= Task goal =
Every line below that has "Price" in it should be copied.

= Data shown =
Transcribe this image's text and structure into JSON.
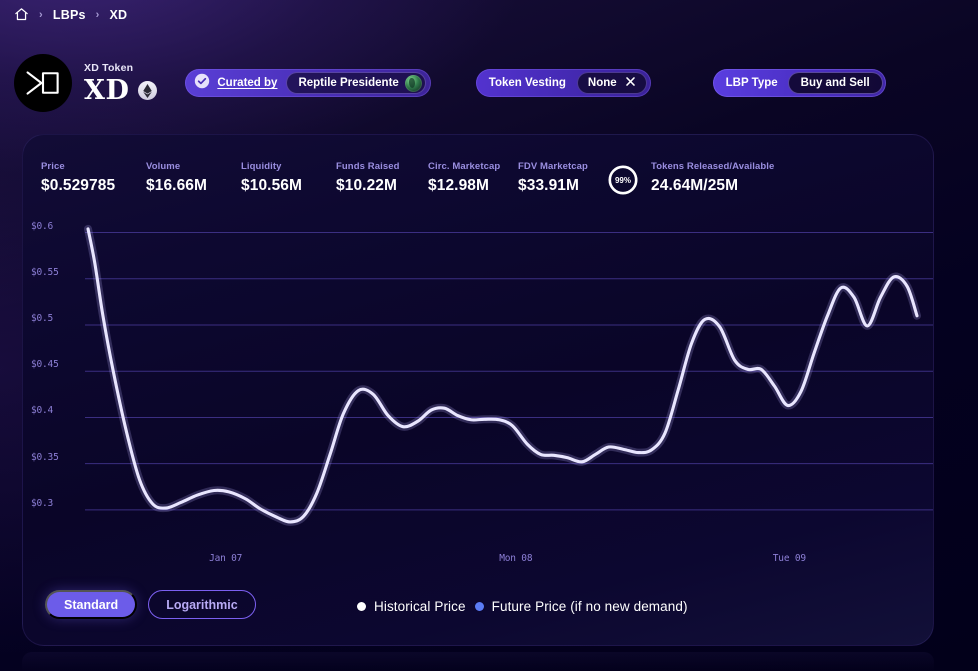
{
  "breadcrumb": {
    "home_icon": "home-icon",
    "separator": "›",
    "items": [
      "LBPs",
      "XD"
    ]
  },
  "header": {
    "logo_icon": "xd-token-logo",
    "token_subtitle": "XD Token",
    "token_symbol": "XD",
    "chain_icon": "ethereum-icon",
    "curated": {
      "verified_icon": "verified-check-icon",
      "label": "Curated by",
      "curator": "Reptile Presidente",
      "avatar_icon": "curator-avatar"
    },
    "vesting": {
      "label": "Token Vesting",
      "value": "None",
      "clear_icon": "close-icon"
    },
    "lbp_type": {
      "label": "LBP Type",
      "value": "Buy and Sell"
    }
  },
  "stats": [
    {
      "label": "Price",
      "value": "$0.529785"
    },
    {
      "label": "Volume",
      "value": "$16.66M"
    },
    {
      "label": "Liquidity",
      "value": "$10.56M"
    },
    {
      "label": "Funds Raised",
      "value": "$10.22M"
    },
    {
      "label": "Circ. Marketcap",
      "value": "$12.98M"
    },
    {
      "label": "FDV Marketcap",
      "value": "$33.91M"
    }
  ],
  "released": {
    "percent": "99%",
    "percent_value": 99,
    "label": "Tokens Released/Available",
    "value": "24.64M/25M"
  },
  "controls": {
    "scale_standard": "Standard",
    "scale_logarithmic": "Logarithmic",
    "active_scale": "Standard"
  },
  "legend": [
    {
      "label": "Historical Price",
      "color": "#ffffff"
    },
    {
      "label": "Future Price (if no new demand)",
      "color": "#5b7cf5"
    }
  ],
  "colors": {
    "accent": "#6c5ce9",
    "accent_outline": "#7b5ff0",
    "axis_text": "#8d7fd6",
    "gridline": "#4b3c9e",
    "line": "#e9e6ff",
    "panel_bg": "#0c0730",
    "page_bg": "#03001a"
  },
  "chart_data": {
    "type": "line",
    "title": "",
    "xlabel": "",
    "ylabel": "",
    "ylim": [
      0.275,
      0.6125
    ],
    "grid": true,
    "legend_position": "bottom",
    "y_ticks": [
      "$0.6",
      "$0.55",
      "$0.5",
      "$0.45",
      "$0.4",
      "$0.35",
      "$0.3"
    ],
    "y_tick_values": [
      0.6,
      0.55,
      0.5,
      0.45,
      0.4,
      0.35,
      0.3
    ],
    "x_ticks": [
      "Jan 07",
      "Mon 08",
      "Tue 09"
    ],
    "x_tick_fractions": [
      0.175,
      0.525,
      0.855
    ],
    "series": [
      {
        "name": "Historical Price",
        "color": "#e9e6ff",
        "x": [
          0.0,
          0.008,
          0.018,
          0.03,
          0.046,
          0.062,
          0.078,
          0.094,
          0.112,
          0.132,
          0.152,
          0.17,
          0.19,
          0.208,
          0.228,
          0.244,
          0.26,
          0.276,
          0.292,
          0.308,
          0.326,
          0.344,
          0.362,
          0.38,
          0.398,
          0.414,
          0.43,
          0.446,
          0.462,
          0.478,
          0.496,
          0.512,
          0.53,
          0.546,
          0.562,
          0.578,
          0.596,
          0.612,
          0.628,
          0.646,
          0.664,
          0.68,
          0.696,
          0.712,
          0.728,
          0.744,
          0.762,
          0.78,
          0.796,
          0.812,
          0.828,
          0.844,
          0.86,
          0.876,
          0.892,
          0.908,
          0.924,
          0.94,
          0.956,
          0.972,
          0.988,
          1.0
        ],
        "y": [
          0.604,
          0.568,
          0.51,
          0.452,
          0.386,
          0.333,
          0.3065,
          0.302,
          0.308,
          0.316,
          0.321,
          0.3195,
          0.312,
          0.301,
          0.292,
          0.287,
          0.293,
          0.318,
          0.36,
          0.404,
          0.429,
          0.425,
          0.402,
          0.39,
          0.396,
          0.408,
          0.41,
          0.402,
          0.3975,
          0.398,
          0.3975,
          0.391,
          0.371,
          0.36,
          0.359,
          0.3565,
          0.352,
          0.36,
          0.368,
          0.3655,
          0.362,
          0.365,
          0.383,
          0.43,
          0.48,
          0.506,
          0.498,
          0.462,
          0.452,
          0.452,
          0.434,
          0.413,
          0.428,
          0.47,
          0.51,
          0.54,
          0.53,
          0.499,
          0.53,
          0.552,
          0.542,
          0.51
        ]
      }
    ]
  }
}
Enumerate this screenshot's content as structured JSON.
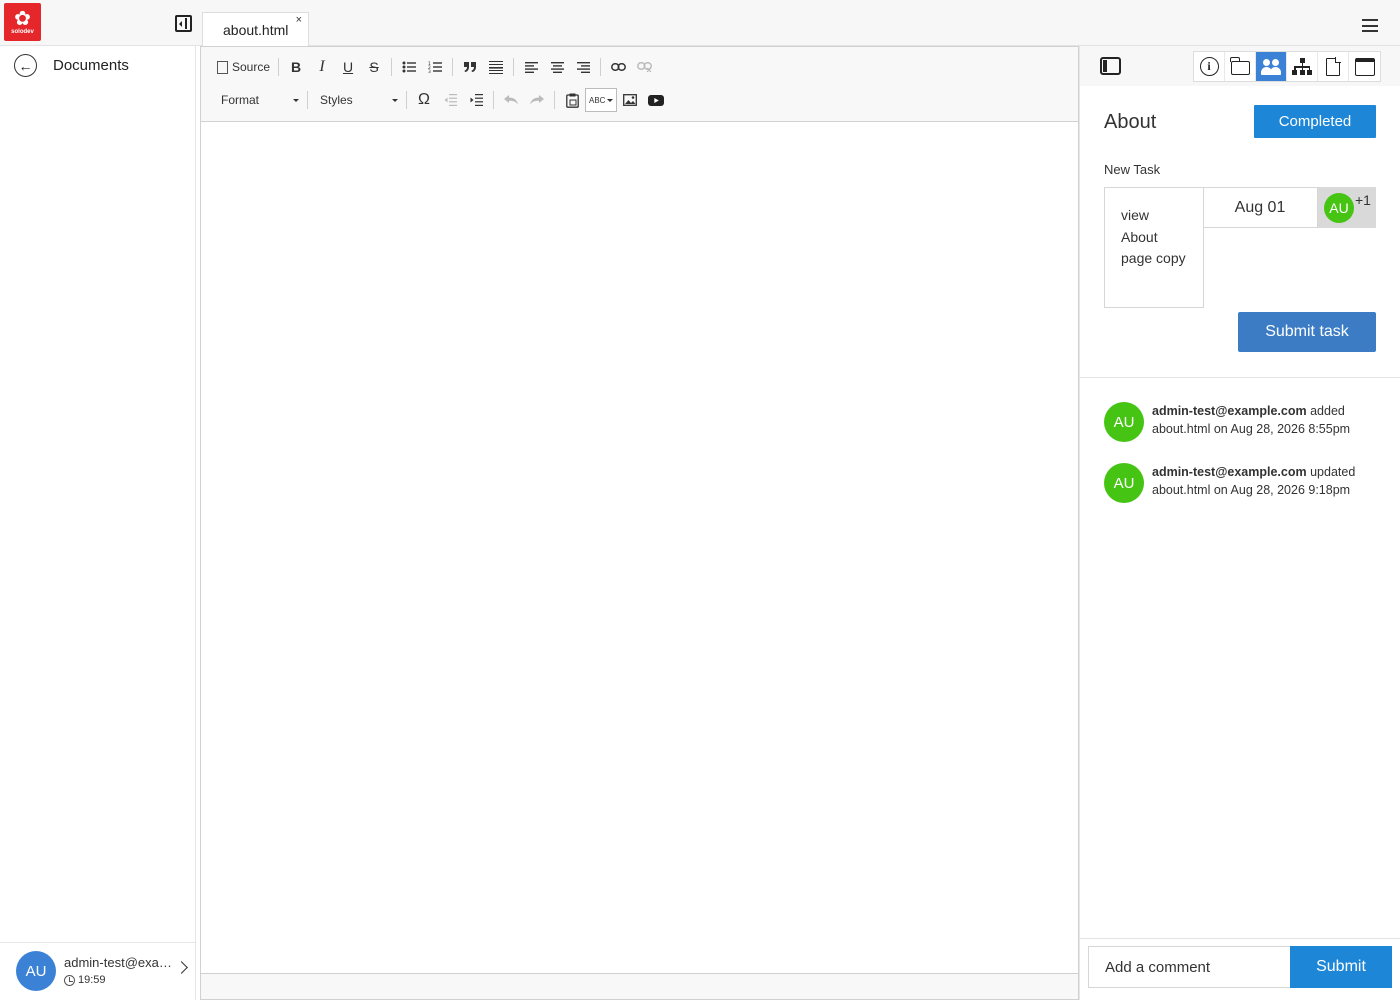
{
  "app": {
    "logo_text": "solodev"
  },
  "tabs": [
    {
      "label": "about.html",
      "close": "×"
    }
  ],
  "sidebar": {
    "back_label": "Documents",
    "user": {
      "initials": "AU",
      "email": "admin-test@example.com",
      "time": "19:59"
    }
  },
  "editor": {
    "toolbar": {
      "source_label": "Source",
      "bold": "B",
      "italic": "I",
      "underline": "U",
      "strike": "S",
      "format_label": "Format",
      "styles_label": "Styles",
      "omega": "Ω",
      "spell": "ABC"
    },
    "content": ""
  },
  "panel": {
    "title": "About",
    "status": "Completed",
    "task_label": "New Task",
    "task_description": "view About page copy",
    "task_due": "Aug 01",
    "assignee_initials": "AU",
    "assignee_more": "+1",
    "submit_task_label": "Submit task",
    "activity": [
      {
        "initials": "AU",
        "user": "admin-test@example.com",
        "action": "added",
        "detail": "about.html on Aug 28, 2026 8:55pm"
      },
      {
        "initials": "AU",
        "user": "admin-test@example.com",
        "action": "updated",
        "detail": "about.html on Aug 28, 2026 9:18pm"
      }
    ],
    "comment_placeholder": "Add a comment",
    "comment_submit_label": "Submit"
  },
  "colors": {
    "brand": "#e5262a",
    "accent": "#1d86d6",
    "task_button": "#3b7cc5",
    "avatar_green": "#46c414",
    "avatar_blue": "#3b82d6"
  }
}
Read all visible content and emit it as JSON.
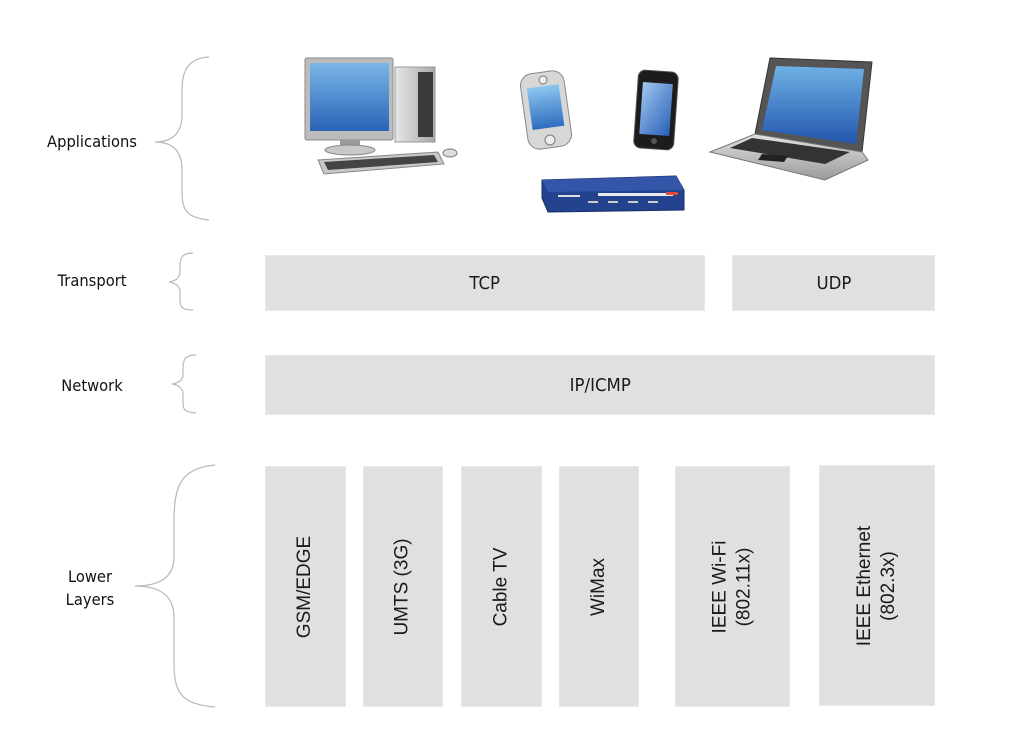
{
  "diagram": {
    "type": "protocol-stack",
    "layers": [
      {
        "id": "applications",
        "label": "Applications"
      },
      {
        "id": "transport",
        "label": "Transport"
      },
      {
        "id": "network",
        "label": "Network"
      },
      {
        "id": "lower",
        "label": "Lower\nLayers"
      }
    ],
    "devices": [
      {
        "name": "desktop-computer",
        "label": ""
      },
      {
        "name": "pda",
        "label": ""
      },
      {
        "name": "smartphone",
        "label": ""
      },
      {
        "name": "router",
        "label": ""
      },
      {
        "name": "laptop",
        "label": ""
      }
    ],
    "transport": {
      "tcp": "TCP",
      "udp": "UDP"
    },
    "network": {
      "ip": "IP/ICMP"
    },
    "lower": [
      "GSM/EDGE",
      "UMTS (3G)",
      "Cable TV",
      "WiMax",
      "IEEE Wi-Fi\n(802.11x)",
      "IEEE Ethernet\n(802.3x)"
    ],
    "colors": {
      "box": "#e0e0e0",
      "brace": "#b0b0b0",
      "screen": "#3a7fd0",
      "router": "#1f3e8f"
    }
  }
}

= Your solution =
      "label": "Price",
      "label": "Historical Price",
      "label": "Future Price (if no new demand)",
        "name": "Historical Price",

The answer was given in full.